Task statement - If a line in the entries contains the string "this", include that line in your answer.

-------

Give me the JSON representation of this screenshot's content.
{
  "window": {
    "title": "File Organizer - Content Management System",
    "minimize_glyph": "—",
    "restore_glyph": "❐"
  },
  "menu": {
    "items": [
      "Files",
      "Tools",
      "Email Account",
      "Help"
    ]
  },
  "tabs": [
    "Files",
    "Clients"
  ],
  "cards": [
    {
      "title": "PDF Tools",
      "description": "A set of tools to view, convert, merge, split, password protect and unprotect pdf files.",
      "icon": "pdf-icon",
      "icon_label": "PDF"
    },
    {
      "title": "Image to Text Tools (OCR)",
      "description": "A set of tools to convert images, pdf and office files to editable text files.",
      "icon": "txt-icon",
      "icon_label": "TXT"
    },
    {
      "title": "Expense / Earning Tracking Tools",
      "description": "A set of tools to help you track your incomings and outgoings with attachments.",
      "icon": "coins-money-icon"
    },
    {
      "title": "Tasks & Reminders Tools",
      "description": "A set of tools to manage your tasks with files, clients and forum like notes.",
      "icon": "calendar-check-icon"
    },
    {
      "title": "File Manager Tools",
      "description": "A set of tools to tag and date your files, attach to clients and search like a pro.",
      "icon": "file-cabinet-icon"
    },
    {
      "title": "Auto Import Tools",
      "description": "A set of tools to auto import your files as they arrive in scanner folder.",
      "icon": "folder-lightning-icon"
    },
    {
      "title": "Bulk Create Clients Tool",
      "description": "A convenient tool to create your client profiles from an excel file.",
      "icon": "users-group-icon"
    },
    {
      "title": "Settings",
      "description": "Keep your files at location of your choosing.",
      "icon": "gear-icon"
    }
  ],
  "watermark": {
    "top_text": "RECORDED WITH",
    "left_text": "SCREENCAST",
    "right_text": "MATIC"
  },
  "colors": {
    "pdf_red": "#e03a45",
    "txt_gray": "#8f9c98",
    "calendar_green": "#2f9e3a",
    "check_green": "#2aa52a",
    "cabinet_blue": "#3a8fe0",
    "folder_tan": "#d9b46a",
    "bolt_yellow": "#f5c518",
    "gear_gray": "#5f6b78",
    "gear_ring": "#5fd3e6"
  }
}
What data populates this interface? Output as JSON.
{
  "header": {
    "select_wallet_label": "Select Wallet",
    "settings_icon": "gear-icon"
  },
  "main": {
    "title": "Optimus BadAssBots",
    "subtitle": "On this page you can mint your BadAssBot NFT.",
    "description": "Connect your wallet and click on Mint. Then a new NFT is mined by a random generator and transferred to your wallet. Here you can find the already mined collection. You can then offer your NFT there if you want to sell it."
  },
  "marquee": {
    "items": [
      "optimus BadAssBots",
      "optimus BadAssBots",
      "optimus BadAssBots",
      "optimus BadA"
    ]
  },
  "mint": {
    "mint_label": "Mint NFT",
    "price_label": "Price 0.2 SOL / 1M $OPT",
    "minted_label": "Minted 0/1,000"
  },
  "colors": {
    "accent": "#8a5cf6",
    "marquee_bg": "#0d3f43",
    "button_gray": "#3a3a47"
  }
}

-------

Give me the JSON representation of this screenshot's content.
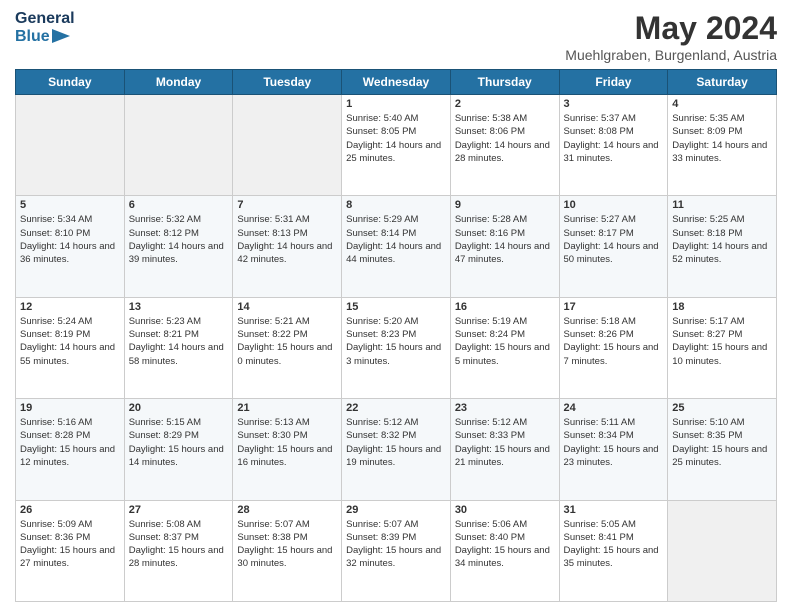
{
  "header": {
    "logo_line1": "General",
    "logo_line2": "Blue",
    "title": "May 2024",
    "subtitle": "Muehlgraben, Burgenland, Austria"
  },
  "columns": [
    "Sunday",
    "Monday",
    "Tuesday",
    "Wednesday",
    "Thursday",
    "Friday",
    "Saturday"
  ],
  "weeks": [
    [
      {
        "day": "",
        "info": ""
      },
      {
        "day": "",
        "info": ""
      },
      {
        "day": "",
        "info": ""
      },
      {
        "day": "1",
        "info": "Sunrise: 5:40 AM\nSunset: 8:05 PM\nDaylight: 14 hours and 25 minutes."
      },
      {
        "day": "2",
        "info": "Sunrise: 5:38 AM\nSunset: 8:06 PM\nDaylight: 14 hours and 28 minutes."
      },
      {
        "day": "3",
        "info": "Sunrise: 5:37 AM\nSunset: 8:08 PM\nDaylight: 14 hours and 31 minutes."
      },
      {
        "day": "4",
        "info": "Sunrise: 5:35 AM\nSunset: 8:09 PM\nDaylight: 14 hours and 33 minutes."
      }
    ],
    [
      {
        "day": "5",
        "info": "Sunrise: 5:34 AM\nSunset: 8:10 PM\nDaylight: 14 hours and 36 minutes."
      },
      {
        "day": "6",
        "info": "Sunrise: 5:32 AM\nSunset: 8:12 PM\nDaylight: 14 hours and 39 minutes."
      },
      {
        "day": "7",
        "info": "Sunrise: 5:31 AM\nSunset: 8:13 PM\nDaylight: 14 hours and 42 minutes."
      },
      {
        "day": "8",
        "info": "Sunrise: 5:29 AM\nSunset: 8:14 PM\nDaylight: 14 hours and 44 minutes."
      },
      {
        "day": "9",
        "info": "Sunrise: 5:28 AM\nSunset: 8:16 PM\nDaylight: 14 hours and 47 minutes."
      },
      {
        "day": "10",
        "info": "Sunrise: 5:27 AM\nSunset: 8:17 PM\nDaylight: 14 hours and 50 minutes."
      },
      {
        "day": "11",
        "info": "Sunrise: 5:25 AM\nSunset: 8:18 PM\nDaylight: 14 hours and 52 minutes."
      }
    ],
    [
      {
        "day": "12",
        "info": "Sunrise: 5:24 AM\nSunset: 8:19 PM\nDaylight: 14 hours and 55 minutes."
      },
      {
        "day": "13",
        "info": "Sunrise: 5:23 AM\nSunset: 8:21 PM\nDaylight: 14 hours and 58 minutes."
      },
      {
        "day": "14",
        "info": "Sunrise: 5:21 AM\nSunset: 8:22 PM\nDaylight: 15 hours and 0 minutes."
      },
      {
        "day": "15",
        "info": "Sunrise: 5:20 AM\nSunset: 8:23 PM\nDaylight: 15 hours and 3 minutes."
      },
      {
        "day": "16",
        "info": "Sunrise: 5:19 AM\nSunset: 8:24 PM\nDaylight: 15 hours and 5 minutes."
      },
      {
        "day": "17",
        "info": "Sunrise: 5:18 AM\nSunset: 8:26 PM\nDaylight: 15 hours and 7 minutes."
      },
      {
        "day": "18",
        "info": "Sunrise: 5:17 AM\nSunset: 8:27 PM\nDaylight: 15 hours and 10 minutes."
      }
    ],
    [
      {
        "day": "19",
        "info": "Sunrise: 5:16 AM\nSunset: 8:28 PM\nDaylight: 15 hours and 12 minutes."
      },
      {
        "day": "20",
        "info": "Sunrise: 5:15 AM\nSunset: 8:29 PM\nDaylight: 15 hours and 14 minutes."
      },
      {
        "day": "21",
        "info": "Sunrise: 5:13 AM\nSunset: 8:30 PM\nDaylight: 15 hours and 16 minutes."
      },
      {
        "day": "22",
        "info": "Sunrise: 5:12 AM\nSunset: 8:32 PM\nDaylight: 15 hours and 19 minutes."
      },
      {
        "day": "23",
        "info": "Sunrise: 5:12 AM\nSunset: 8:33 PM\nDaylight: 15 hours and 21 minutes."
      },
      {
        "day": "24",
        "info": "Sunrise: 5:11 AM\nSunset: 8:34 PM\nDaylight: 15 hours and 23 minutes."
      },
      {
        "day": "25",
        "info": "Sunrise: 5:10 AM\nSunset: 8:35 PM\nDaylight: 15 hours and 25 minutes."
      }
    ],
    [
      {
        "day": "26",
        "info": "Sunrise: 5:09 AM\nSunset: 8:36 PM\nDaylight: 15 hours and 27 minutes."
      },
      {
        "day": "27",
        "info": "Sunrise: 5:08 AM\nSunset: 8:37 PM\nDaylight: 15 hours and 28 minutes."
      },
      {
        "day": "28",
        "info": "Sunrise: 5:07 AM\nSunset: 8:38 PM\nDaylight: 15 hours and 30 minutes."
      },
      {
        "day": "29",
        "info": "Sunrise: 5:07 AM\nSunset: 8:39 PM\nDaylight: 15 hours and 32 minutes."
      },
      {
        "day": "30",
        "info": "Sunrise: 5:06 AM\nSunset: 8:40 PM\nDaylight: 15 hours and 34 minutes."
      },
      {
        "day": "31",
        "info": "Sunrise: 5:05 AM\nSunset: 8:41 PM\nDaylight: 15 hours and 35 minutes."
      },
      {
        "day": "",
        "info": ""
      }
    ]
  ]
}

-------

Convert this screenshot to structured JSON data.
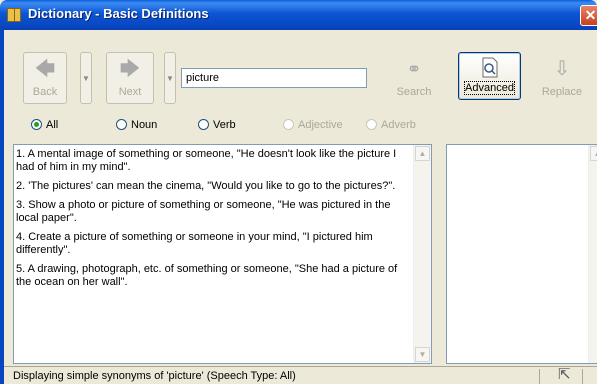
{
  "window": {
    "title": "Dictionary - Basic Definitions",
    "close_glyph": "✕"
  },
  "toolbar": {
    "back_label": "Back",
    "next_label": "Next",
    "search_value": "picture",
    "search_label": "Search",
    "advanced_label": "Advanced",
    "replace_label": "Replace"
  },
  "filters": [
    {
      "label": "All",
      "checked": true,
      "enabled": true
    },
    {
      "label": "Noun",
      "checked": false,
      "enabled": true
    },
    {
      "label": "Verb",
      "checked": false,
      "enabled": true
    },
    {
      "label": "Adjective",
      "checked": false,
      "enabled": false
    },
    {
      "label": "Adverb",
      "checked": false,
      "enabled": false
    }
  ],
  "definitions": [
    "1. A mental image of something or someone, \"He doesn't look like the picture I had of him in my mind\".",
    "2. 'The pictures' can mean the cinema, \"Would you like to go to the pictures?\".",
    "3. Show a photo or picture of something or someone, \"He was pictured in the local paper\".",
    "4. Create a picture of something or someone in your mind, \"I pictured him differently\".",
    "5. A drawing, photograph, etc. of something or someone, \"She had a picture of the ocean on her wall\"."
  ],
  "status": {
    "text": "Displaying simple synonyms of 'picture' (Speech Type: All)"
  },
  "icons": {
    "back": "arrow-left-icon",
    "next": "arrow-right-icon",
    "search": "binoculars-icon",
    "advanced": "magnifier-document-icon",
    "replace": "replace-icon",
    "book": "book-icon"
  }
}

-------

Answer to the problem -
Give me the JSON representation of this screenshot's content.
What data populates this interface? Output as JSON.
    "subtitle": "On this page you can mint your BadAssBot NFT.",
Give me the JSON representation of this screenshot's content.
Convert this screenshot to structured JSON data.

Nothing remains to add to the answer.